The Science of Modeling Learning Environments

I am constantly amazed by the ingenuity and creatively of learning and education professionals. Often with limited resources and time, they manage to foster learning experiences that are nothing less than transformative. At the same time, I can’t help by think we are missing fundamental tools to further unlock potential and capacity for innovation.

In this post, I briefly describe the foundational goals that led to the creation of the University of Central Oklahoma’s Institute for Learning Environment Design and our commitment to creating innovative ways of designing learning experiences that make a difference.

Here I’ll focus on how modeling learning environments offers a new and effective approach at planning learning experiences.

The Missing Piece

Recently at the Institute for Learning Environment Design we completed a project with a higher education institution that focused on planning a new academic program. This program would serve a very specific population of students and offer career-ready skills in an accelerated format.

The goal was present (“the what”): create the program; however, the pathway needed to be established for how this was to be accomplished. We needed a vision and strategy for “the how”.

In response, we developed visual “blueprints”, or models, that communicate common design patterns throughout the program. These models were created using analog methods and later digitized for sharing and use. The use of models enhanced clarity and provided a clear plan for innovation.

Image of analog model

Digital model of stand alone lab.

This example is all too common in schools, colleges, universities, and corporations.

Educators and learning professionals focus a great deal of energy on “the what”. We call them learning outcomes, goals, objectives, or an array of other similar terms. Through this process well-intentioned professionals frequently miss the picture of the environment that needs to be created to meet those goals.

Planning is locked away in documents and methods that fail to deliver the results needed.

Modeling as an Innovation Process

For years, I have explored the interaction of learning, innovation, and visualization. I have explored and developed approaches to help better understand the spaces and places where learning happens through modeling. The process of visualizing and modeling features of learning environments opens insights that are essential to the design of effective learning experiences.

One of the most successful approaches to modeling and visualizing learning environments is Learning Environment Modeling™. This approach was developed at the University of Central Oklahoma as a way of helping subject matter experts and instructional specialists collaborate on curriculum.

Modeling learning environments invites engagement, collaboration and critical thinking about the design of learning experiences.

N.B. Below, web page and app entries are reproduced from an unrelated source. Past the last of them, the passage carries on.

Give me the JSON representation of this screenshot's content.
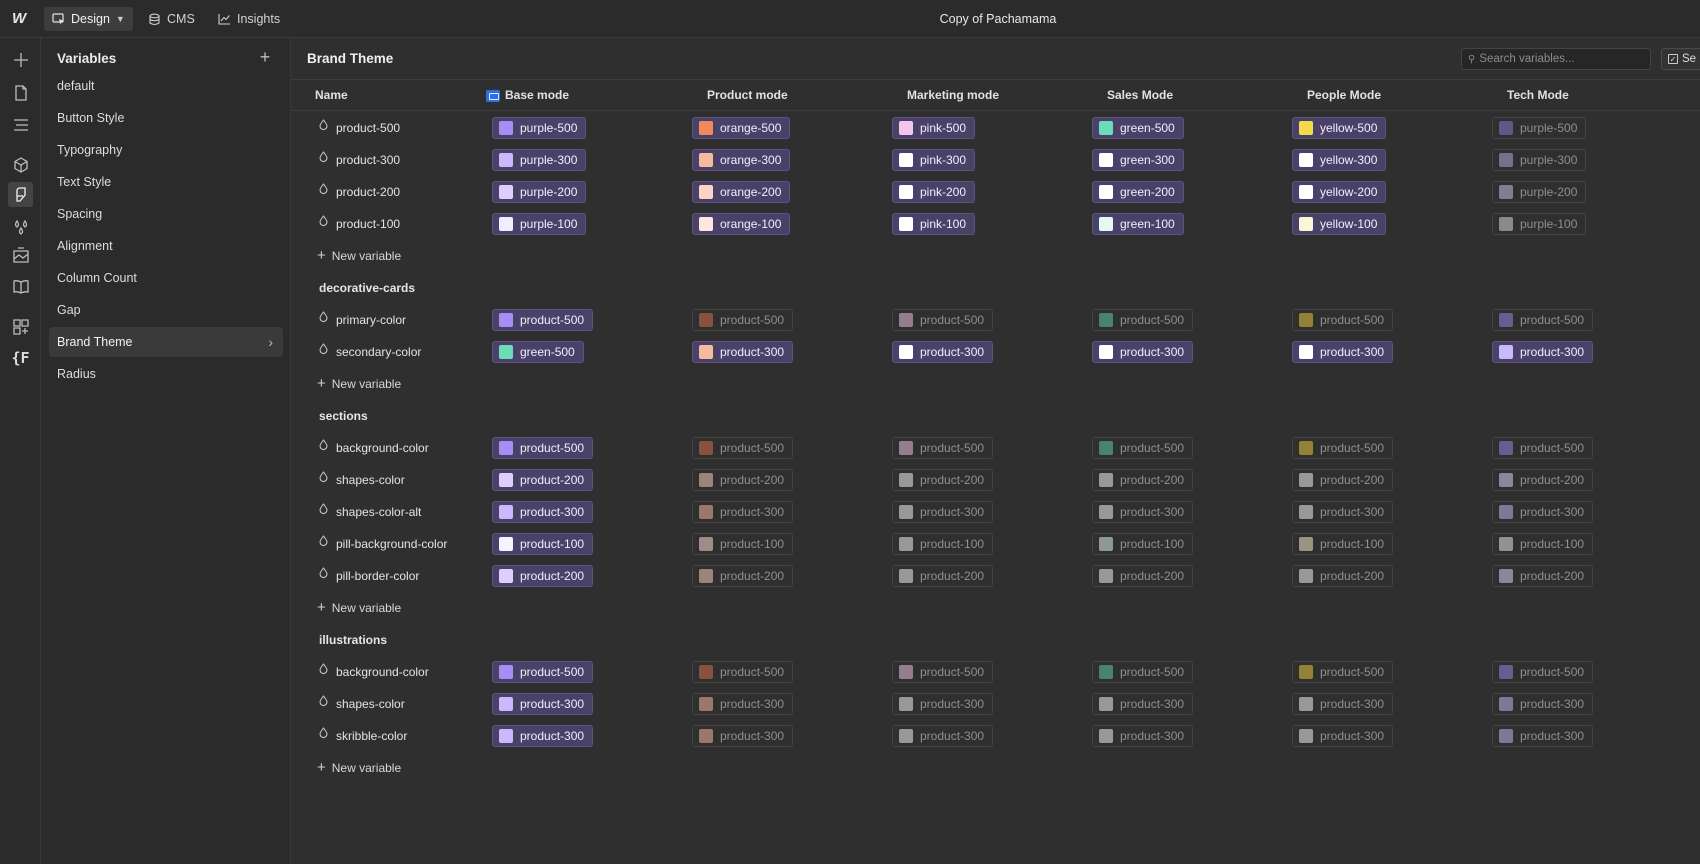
{
  "topbar": {
    "logo": "W",
    "design_label": "Design",
    "cms_label": "CMS",
    "insights_label": "Insights",
    "project_title": "Copy of Pachamama"
  },
  "panel": {
    "title": "Variables",
    "collections": [
      {
        "label": "default"
      },
      {
        "label": "Button Style"
      },
      {
        "label": "Typography"
      },
      {
        "label": "Text Style"
      },
      {
        "label": "Spacing"
      },
      {
        "label": "Alignment"
      },
      {
        "label": "Column Count"
      },
      {
        "label": "Gap"
      },
      {
        "label": "Brand Theme",
        "active": true
      },
      {
        "label": "Radius"
      }
    ]
  },
  "main": {
    "title": "Brand Theme",
    "search_placeholder": "Search variables...",
    "select_label": "Se",
    "columns": [
      "Name",
      "Base mode",
      "Product mode",
      "Marketing mode",
      "Sales Mode",
      "People Mode",
      "Tech Mode"
    ],
    "new_variable_label": "New variable"
  },
  "rows": [
    {
      "kind": "var",
      "name": "product-500",
      "cells": [
        {
          "label": "purple-500",
          "color": "#a98cf5",
          "on": true
        },
        {
          "label": "orange-500",
          "color": "#f08a5d",
          "on": true
        },
        {
          "label": "pink-500",
          "color": "#f4c6ec",
          "on": true
        },
        {
          "label": "green-500",
          "color": "#6cdbb9",
          "on": true
        },
        {
          "label": "yellow-500",
          "color": "#f5d94a",
          "on": true
        },
        {
          "label": "purple-500",
          "color": "#8c77c9",
          "on": false
        }
      ]
    },
    {
      "kind": "var",
      "name": "product-300",
      "cells": [
        {
          "label": "purple-300",
          "color": "#c9b8fa",
          "on": true
        },
        {
          "label": "orange-300",
          "color": "#f7b9a0",
          "on": true
        },
        {
          "label": "pink-300",
          "color": "#ffffff",
          "on": true
        },
        {
          "label": "green-300",
          "color": "#ffffff",
          "on": true
        },
        {
          "label": "yellow-300",
          "color": "#ffffff",
          "on": true
        },
        {
          "label": "purple-300",
          "color": "#b3a6d9",
          "on": false
        }
      ]
    },
    {
      "kind": "var",
      "name": "product-200",
      "cells": [
        {
          "label": "purple-200",
          "color": "#dccffb",
          "on": true
        },
        {
          "label": "orange-200",
          "color": "#fad5c5",
          "on": true
        },
        {
          "label": "pink-200",
          "color": "#ffffff",
          "on": true
        },
        {
          "label": "green-200",
          "color": "#ffffff",
          "on": true
        },
        {
          "label": "yellow-200",
          "color": "#ffffff",
          "on": true
        },
        {
          "label": "purple-200",
          "color": "#c7c0dc",
          "on": false
        }
      ]
    },
    {
      "kind": "var",
      "name": "product-100",
      "cells": [
        {
          "label": "purple-100",
          "color": "#f1ecfe",
          "on": true
        },
        {
          "label": "orange-100",
          "color": "#fde8df",
          "on": true
        },
        {
          "label": "pink-100",
          "color": "#ffffff",
          "on": true
        },
        {
          "label": "green-100",
          "color": "#e3faf4",
          "on": true
        },
        {
          "label": "yellow-100",
          "color": "#fdf6d4",
          "on": true
        },
        {
          "label": "purple-100",
          "color": "#d6d2df",
          "on": false
        }
      ]
    },
    {
      "kind": "new"
    },
    {
      "kind": "group",
      "title": "decorative-cards"
    },
    {
      "kind": "var",
      "name": "primary-color",
      "cells": [
        {
          "label": "product-500",
          "color": "#a98cf5",
          "on": true
        },
        {
          "label": "product-500",
          "color": "#d46e4e",
          "on": false
        },
        {
          "label": "product-500",
          "color": "#e9bbe2",
          "on": false
        },
        {
          "label": "product-500",
          "color": "#5fc7a6",
          "on": false
        },
        {
          "label": "product-500",
          "color": "#e1c63a",
          "on": false
        },
        {
          "label": "product-500",
          "color": "#9a80e6",
          "on": false
        }
      ]
    },
    {
      "kind": "var",
      "name": "secondary-color",
      "cells": [
        {
          "label": "green-500",
          "color": "#6cdbb9",
          "on": true
        },
        {
          "label": "product-300",
          "color": "#f7b9a0",
          "on": true
        },
        {
          "label": "product-300",
          "color": "#ffffff",
          "on": true
        },
        {
          "label": "product-300",
          "color": "#ffffff",
          "on": true
        },
        {
          "label": "product-300",
          "color": "#ffffff",
          "on": true
        },
        {
          "label": "product-300",
          "color": "#c9b8fa",
          "on": true
        }
      ]
    },
    {
      "kind": "new"
    },
    {
      "kind": "group",
      "title": "sections"
    },
    {
      "kind": "var",
      "name": "background-color",
      "cells": [
        {
          "label": "product-500",
          "color": "#a98cf5",
          "on": true
        },
        {
          "label": "product-500",
          "color": "#d46e4e",
          "on": false
        },
        {
          "label": "product-500",
          "color": "#e9bbe2",
          "on": false
        },
        {
          "label": "product-500",
          "color": "#5fc7a6",
          "on": false
        },
        {
          "label": "product-500",
          "color": "#e1c63a",
          "on": false
        },
        {
          "label": "product-500",
          "color": "#9a80e6",
          "on": false
        }
      ]
    },
    {
      "kind": "var",
      "name": "shapes-color",
      "cells": [
        {
          "label": "product-200",
          "color": "#dccffb",
          "on": true
        },
        {
          "label": "product-200",
          "color": "#f2c9b8",
          "on": false
        },
        {
          "label": "product-200",
          "color": "#eeeeee",
          "on": false
        },
        {
          "label": "product-200",
          "color": "#eeeeee",
          "on": false
        },
        {
          "label": "product-200",
          "color": "#eeeeee",
          "on": false
        },
        {
          "label": "product-200",
          "color": "#d5cdef",
          "on": false
        }
      ]
    },
    {
      "kind": "var",
      "name": "shapes-color-alt",
      "cells": [
        {
          "label": "product-300",
          "color": "#c9b8fa",
          "on": true
        },
        {
          "label": "product-300",
          "color": "#f2b49c",
          "on": false
        },
        {
          "label": "product-300",
          "color": "#eeeeee",
          "on": false
        },
        {
          "label": "product-300",
          "color": "#eeeeee",
          "on": false
        },
        {
          "label": "product-300",
          "color": "#eeeeee",
          "on": false
        },
        {
          "label": "product-300",
          "color": "#c1b2ef",
          "on": false
        }
      ]
    },
    {
      "kind": "var",
      "name": "pill-background-color",
      "cells": [
        {
          "label": "product-100",
          "color": "#f6f2ff",
          "on": true
        },
        {
          "label": "product-100",
          "color": "#f4ddd3",
          "on": false
        },
        {
          "label": "product-100",
          "color": "#eeeeee",
          "on": false
        },
        {
          "label": "product-100",
          "color": "#dcefe9",
          "on": false
        },
        {
          "label": "product-100",
          "color": "#efe7c4",
          "on": false
        },
        {
          "label": "product-100",
          "color": "#e4e1ee",
          "on": false
        }
      ]
    },
    {
      "kind": "var",
      "name": "pill-border-color",
      "cells": [
        {
          "label": "product-200",
          "color": "#dccffb",
          "on": true
        },
        {
          "label": "product-200",
          "color": "#f2c9b8",
          "on": false
        },
        {
          "label": "product-200",
          "color": "#eeeeee",
          "on": false
        },
        {
          "label": "product-200",
          "color": "#eeeeee",
          "on": false
        },
        {
          "label": "product-200",
          "color": "#eeeeee",
          "on": false
        },
        {
          "label": "product-200",
          "color": "#d5cdef",
          "on": false
        }
      ]
    },
    {
      "kind": "new"
    },
    {
      "kind": "group",
      "title": "illustrations"
    },
    {
      "kind": "var",
      "name": "background-color",
      "cells": [
        {
          "label": "product-500",
          "color": "#a98cf5",
          "on": true
        },
        {
          "label": "product-500",
          "color": "#d46e4e",
          "on": false
        },
        {
          "label": "product-500",
          "color": "#e9bbe2",
          "on": false
        },
        {
          "label": "product-500",
          "color": "#5fc7a6",
          "on": false
        },
        {
          "label": "product-500",
          "color": "#e1c63a",
          "on": false
        },
        {
          "label": "product-500",
          "color": "#9a80e6",
          "on": false
        }
      ]
    },
    {
      "kind": "var",
      "name": "shapes-color",
      "cells": [
        {
          "label": "product-300",
          "color": "#c9b8fa",
          "on": true
        },
        {
          "label": "product-300",
          "color": "#f2b49c",
          "on": false
        },
        {
          "label": "product-300",
          "color": "#eeeeee",
          "on": false
        },
        {
          "label": "product-300",
          "color": "#eeeeee",
          "on": false
        },
        {
          "label": "product-300",
          "color": "#eeeeee",
          "on": false
        },
        {
          "label": "product-300",
          "color": "#c1b2ef",
          "on": false
        }
      ]
    },
    {
      "kind": "var",
      "name": "skribble-color",
      "cells": [
        {
          "label": "product-300",
          "color": "#c9b8fa",
          "on": true
        },
        {
          "label": "product-300",
          "color": "#f2b49c",
          "on": false
        },
        {
          "label": "product-300",
          "color": "#eeeeee",
          "on": false
        },
        {
          "label": "product-300",
          "color": "#eeeeee",
          "on": false
        },
        {
          "label": "product-300",
          "color": "#eeeeee",
          "on": false
        },
        {
          "label": "product-300",
          "color": "#c1b2ef",
          "on": false
        }
      ]
    },
    {
      "kind": "new"
    }
  ],
  "rail_icons": [
    "add-icon",
    "pages-icon",
    "navigator-icon",
    "components-icon",
    "style-icon",
    "assets-drops-icon",
    "image-icon",
    "book-icon",
    "apps-icon",
    "variables-f-icon"
  ],
  "colors": {
    "accent": "#4a4168",
    "active_chip_border": "#5d5380",
    "base_mode_icon": "#2f6fe0"
  }
}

While modeling is a relatively new and little-acknowledges aspect of learning and education fields, the importance of understanding, managing, and designing within complexity are becoming increasingly important aspects of our professional practice.

Models help to represent complex information in simple and useable formats. They convey information in ways that more traditional approaches cannot. Creating and using visual models of learning environments accelerates innovation and change.

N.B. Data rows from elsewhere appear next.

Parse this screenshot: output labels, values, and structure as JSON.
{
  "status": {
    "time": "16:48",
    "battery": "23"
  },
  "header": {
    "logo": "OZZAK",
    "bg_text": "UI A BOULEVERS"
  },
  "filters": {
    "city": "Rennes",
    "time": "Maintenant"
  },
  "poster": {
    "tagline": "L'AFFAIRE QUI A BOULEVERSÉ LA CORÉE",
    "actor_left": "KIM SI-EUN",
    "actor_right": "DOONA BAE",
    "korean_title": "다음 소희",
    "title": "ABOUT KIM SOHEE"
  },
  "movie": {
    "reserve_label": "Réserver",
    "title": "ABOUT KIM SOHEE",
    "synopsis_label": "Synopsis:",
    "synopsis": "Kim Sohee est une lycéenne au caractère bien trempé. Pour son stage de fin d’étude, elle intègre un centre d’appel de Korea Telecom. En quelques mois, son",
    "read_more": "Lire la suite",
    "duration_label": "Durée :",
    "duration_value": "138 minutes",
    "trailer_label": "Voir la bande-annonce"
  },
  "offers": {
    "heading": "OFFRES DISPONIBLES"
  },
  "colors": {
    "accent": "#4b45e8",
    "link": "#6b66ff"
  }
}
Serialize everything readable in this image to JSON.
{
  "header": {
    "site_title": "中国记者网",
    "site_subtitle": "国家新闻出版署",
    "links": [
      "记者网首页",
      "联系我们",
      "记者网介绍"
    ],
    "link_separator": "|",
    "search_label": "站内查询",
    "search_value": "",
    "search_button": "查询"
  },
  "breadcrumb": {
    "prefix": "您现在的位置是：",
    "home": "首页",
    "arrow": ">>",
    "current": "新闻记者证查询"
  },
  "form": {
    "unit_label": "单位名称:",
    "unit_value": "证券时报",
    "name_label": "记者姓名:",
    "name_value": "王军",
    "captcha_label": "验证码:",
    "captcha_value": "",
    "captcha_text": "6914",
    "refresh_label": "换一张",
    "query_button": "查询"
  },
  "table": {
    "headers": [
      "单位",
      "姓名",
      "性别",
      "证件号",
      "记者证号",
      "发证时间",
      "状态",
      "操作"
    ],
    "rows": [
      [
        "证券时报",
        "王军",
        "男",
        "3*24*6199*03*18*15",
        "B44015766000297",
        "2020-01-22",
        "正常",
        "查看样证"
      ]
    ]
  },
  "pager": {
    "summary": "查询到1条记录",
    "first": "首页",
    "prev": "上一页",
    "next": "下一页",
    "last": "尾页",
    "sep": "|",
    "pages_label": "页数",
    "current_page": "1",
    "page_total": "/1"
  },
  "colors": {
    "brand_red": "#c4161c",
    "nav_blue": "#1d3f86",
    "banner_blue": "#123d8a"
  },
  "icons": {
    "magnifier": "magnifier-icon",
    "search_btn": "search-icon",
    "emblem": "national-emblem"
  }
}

Reasons to Model Learning Environments

Modeling learning environments can take on many different forms and approaches. It can have both research and applied uses.

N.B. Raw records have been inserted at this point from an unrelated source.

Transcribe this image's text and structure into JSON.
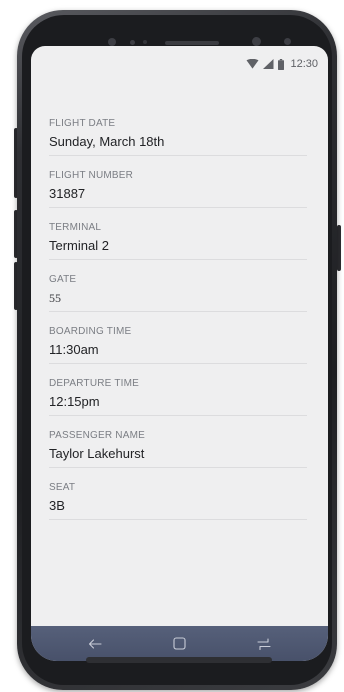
{
  "status_bar": {
    "time": "12:30",
    "wifi_icon": "wifi-icon",
    "signal_icon": "cell-signal-icon",
    "battery_icon": "battery-icon"
  },
  "fields": [
    {
      "label": "FLIGHT DATE",
      "value": "Sunday, March 18th"
    },
    {
      "label": "FLIGHT NUMBER",
      "value": "31887"
    },
    {
      "label": "TERMINAL",
      "value": "Terminal 2"
    },
    {
      "label": "GATE",
      "value": "55"
    },
    {
      "label": "BOARDING TIME",
      "value": "11:30am"
    },
    {
      "label": "DEPARTURE TIME",
      "value": "12:15pm"
    },
    {
      "label": "PASSENGER NAME",
      "value": "Taylor Lakehurst"
    },
    {
      "label": "SEAT",
      "value": "3B"
    }
  ],
  "nav_bar": {
    "back_icon": "back-arrow-icon",
    "home_icon": "home-square-icon",
    "recents_icon": "recents-icon"
  },
  "colors": {
    "screen_bg": "#efeff0",
    "label": "#7b7e84",
    "value": "#222326",
    "nav_bar": "#4e5770",
    "phone_body": "#1e1f22"
  }
}
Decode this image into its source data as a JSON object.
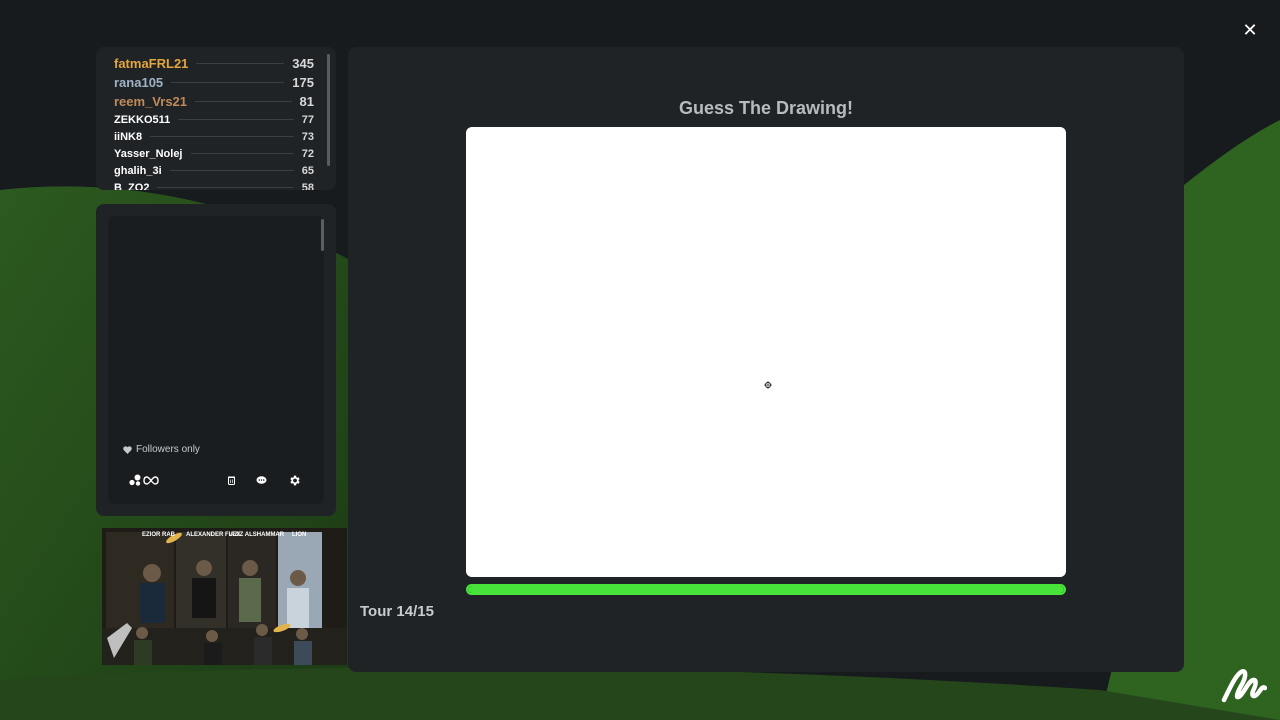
{
  "window": {
    "close_label": "✕"
  },
  "leaderboard": {
    "players": [
      {
        "name": "fatmaFRL21",
        "score": "345",
        "color": "#e3a53e",
        "size": "big"
      },
      {
        "name": "rana105",
        "score": "175",
        "color": "#9fb3c8",
        "size": "big"
      },
      {
        "name": "reem_Vrs21",
        "score": "81",
        "color": "#c08a5a",
        "size": "big"
      },
      {
        "name": "ZEKKO511",
        "score": "77",
        "color": "#ffffff",
        "size": "small"
      },
      {
        "name": "iiNK8",
        "score": "73",
        "color": "#ffffff",
        "size": "small"
      },
      {
        "name": "Yasser_Nolej",
        "score": "72",
        "color": "#ffffff",
        "size": "small"
      },
      {
        "name": "ghalih_3i",
        "score": "65",
        "color": "#ffffff",
        "size": "small"
      },
      {
        "name": "B_ZO2",
        "score": "58",
        "color": "#ffffff",
        "size": "small"
      }
    ]
  },
  "chat": {
    "followers_only_label": "Followers only",
    "tools": {
      "players_icon": "players-icon",
      "infinity_icon": "infinity-icon",
      "trash_icon": "trash-icon",
      "chat_icon": "chat-bubble-icon",
      "settings_icon": "gear-icon"
    }
  },
  "ad": {
    "banner_labels": [
      "EZIOR RAB",
      "ALEXANDER FLEX",
      "AZIZ ALSHAMMAR",
      "LION"
    ]
  },
  "game": {
    "title": "Guess The Drawing!",
    "round_label": "Tour 14/15",
    "progress": 1.0
  },
  "colors": {
    "accent_green": "#47e23a",
    "panel": "#1f2326",
    "background": "#181b1e"
  }
}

A useful model of a learning environment should tell a story. It should provide a tool that empowers understanding, decision-making, and collaboration.

Modeling learning environments can help solve some of the most fundamental and challenging situations faced by learning and education professionals. Some of these uses include:

  • Diagnosing course or training issues
  • Planning continuing and professional education programs
  • Implementing new learning technologies
  • Supporting existing education offerings with technology
  • Moving classroom-based learning experiences online
  • Implementing new academic credential programs
  • Ensuring alignment to learning outcomes or workplace competencies

These situations each represent significant planning and resource investments. Too often, these efforts are started without the use of a process for managing the complexity that will arise. Learning environment models save time, save resources, and reduce the risk of missing a key decision because it was not apparent in the planning.

Modeling learning environments reveals what is invisible in the planning and design of learning environments.